California’s decision to sue came on the same day that several other Democratic-leaning states announced there intention to do so as well. Whether they end up joining in California’s suit, or file actions of their own, remains to be seen. It also comes as the ranking Democrat on the House Oversight Committee is calling for hearings on the citizenship question’s presence in the 2020 Census questionnaire. Additionally, the White House attempted to defend the action, but fell on its face:
The White House on Tuesday defended its decision to include a citizenship question on the 2020 census, a shift that has drawn sharp criticism and lawsuits from Democrats.
“This is a question that’s been included in every census since 1965, with the exception of 2010, when it was removed,” White House spokeswoman Sarah Huckabee Sanders said Tuesday.
“We’ve contained this question that provides data that is necessary for the Department of Justice to protect voters and specifically help us better comply with the Voting Rights Act.”
The official census, sent to every American once every decade, hasn’t included the question since 1950. However, it has been a question listed on other census surveys, such as the American Community Survey, which is regularly sent to households throughout the year.
No doubt the right will defend this action.
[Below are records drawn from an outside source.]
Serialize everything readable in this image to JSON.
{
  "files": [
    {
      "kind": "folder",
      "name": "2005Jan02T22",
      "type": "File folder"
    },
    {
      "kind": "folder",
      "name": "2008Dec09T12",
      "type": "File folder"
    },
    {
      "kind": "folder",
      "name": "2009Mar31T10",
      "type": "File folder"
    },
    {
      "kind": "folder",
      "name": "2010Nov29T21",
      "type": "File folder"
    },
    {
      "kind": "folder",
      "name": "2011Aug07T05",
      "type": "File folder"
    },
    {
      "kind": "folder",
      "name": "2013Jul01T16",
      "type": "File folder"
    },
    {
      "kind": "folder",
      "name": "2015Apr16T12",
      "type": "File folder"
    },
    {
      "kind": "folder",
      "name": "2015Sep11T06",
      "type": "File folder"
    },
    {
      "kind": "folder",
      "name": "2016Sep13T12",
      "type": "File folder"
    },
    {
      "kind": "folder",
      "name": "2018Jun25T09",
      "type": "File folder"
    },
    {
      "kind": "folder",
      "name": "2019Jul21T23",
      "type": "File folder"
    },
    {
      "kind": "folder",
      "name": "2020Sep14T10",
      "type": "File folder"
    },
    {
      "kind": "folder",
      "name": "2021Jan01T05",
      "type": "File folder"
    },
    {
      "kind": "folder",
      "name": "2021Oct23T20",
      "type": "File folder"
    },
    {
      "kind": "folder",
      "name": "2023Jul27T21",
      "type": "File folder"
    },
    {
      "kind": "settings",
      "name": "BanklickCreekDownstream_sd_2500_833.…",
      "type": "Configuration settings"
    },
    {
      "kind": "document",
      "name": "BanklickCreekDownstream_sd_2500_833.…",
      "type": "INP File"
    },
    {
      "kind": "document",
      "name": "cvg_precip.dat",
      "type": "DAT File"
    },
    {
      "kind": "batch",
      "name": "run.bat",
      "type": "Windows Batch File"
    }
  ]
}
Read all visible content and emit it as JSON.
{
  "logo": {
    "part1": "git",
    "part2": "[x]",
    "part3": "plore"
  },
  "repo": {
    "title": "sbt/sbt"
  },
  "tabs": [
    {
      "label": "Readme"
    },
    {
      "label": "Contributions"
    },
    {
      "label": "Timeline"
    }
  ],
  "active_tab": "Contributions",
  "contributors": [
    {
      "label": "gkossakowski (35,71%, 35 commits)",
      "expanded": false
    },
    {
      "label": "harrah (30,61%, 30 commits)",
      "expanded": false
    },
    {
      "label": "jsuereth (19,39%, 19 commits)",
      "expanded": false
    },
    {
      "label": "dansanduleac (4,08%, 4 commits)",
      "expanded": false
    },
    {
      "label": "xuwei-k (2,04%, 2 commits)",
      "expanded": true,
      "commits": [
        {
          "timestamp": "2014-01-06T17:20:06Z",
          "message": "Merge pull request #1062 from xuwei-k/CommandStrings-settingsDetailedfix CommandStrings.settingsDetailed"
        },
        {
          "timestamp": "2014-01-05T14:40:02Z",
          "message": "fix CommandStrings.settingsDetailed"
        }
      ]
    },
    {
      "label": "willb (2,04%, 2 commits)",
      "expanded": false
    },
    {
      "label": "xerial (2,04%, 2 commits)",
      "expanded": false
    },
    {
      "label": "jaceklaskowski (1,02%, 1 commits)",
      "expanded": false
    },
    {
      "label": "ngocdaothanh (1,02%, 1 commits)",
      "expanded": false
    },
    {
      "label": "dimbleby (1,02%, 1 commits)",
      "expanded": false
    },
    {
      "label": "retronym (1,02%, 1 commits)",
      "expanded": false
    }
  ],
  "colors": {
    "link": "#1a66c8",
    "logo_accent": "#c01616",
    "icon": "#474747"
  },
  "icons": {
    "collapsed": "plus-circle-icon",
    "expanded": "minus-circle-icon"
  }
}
As a matter of law, though, it appears that there’s a good argument that the Department of Commerce’s action is on shaky legal ground. We shall see what comes out of this court action in the months ahead.
Update: The New York Times reports that at least twelve other states are expected to file suit against the Trump Administration over the Census questionnaire.
Here’s the Complaint: